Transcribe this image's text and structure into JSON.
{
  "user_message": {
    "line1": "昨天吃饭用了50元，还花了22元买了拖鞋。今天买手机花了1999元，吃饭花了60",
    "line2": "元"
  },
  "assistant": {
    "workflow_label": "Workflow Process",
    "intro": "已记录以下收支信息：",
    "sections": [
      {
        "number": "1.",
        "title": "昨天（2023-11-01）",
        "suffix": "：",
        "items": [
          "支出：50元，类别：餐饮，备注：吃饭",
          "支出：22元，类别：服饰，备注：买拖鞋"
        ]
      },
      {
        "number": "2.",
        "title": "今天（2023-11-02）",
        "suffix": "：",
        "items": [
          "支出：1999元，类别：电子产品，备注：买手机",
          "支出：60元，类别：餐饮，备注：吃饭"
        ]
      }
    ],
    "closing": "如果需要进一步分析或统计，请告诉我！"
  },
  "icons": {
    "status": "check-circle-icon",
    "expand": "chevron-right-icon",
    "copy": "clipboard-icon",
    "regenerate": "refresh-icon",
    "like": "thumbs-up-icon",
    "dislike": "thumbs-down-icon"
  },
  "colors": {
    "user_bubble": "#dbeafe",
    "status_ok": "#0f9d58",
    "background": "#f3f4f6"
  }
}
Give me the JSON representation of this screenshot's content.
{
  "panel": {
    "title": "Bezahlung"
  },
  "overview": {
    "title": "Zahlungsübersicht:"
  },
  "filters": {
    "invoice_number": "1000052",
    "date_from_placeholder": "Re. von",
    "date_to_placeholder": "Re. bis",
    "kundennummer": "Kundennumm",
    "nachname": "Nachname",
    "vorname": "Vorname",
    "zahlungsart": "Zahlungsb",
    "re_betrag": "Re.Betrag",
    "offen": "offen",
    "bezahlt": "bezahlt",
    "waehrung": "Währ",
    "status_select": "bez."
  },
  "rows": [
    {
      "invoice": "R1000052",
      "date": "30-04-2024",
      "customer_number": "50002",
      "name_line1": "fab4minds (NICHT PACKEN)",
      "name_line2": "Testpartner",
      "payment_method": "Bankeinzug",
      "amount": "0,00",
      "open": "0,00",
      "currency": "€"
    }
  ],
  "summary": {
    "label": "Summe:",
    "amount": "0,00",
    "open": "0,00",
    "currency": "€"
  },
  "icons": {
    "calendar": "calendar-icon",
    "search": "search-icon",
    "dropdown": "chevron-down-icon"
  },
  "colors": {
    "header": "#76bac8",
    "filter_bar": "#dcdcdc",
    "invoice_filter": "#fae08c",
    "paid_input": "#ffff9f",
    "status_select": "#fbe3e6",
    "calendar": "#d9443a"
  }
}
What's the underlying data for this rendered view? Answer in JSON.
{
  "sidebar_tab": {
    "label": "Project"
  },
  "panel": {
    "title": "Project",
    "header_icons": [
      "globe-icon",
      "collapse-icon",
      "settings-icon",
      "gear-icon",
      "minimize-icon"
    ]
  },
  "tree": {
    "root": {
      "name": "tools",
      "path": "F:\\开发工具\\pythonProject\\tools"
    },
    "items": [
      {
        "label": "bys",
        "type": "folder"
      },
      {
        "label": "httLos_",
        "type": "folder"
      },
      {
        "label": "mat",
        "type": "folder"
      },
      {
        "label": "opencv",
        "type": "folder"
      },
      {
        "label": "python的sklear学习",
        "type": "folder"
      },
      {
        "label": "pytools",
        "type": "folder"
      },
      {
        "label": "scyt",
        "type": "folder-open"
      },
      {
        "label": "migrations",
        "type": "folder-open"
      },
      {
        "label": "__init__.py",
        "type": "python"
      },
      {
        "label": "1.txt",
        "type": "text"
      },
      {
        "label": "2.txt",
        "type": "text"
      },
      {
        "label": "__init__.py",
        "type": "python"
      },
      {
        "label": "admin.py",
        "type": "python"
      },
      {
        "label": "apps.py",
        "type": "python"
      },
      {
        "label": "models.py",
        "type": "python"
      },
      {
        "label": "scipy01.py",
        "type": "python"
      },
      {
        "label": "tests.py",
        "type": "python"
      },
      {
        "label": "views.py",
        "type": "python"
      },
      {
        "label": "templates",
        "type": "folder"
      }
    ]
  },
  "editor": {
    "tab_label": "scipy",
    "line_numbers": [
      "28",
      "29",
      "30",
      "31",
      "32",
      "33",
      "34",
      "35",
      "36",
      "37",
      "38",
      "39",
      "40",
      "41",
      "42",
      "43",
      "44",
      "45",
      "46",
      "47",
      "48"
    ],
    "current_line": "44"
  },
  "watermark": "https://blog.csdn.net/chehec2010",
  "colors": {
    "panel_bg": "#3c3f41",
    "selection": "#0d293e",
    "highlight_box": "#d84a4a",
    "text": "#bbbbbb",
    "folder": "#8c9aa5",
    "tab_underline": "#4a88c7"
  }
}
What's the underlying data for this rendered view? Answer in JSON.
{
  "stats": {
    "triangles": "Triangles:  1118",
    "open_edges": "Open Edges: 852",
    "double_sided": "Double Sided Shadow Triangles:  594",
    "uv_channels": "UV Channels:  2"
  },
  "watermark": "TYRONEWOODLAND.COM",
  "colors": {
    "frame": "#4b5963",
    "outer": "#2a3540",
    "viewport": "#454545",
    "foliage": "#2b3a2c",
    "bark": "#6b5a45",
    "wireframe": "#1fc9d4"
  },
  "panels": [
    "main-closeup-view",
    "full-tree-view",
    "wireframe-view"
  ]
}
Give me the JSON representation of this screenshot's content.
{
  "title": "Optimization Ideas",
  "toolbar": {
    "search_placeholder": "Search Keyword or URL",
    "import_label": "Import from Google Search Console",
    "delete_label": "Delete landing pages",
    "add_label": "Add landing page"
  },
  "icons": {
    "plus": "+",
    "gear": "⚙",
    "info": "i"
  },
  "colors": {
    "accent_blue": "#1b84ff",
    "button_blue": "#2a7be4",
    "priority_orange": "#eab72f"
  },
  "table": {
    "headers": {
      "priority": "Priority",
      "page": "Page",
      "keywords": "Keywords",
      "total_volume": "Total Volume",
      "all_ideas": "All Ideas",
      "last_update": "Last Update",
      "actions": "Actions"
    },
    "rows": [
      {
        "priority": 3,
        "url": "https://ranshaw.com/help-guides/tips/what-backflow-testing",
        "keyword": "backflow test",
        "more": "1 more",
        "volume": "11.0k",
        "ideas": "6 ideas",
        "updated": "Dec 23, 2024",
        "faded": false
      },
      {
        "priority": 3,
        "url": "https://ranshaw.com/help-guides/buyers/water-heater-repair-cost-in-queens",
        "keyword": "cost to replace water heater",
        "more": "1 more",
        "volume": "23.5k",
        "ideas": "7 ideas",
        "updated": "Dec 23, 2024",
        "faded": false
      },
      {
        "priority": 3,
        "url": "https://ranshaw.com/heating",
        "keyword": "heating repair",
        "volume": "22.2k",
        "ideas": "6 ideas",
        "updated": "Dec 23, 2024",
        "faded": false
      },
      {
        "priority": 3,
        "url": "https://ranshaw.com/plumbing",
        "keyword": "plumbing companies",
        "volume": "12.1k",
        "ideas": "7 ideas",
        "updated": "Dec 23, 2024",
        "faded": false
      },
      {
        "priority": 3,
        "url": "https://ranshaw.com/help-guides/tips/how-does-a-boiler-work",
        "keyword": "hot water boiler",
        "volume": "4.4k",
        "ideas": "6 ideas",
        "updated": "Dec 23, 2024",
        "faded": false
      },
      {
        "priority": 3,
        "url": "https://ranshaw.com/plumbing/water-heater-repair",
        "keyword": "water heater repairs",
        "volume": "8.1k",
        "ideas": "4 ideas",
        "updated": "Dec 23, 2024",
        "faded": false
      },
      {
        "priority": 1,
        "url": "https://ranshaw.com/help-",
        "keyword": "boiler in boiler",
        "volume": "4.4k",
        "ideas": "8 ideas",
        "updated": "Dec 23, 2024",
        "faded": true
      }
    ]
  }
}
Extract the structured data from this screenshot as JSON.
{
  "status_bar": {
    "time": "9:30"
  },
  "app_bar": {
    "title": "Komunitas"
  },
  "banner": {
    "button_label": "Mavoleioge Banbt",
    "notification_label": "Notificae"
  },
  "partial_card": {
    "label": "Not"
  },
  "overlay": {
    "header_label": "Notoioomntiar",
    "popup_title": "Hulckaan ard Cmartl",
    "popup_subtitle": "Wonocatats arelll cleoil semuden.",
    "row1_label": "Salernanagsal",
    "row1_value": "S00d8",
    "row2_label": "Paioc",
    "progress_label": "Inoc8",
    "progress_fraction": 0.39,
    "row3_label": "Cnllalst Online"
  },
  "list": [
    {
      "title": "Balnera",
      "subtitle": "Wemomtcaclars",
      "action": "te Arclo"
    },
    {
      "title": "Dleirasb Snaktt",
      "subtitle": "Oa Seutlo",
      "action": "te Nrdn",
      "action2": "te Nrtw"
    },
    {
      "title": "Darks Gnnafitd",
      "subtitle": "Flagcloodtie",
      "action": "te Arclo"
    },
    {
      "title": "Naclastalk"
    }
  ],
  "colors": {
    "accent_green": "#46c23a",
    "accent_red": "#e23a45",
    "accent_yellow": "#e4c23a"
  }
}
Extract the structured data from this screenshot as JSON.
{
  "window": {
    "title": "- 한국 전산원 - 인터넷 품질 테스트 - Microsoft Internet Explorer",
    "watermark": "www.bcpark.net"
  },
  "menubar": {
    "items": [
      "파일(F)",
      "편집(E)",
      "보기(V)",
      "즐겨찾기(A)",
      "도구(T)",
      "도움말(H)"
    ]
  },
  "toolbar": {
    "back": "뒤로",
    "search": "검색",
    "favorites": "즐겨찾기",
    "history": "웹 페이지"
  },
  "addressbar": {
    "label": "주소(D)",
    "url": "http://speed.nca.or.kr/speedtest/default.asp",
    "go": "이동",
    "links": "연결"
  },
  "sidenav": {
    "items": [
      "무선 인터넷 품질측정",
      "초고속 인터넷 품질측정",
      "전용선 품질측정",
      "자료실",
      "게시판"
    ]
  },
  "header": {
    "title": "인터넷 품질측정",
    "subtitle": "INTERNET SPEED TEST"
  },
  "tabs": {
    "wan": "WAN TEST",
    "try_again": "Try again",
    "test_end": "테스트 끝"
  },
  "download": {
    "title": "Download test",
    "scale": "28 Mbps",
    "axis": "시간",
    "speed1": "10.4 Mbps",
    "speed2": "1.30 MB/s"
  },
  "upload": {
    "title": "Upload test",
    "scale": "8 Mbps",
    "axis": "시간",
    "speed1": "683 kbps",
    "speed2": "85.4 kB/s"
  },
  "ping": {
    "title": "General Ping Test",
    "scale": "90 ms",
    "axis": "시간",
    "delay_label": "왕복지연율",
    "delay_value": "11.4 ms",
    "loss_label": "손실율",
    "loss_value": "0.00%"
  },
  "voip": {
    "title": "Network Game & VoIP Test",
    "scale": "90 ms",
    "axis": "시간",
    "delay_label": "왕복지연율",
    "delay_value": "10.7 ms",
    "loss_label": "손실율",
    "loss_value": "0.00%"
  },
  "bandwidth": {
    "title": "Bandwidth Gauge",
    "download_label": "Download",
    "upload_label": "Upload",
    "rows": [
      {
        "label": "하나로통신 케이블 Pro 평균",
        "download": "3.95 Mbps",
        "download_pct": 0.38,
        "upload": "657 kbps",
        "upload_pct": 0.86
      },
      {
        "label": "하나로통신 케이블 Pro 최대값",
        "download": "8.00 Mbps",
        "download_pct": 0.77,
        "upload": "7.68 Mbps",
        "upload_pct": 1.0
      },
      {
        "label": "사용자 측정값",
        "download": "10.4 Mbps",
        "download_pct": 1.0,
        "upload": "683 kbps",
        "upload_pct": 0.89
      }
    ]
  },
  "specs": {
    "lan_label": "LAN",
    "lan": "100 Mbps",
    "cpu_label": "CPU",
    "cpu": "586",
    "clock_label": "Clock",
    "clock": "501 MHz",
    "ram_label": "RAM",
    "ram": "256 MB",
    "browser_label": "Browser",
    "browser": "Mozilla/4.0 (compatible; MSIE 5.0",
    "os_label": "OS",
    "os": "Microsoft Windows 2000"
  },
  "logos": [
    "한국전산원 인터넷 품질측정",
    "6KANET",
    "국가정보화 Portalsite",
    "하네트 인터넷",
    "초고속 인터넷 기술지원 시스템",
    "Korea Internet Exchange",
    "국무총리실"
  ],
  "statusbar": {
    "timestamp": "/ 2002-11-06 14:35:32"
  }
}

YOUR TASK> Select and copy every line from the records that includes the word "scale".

RESPONSE AREA>
    "scale": "28 Mbps",
    "scale": "8 Mbps",
    "scale": "90 ms",
    "scale": "90 ms",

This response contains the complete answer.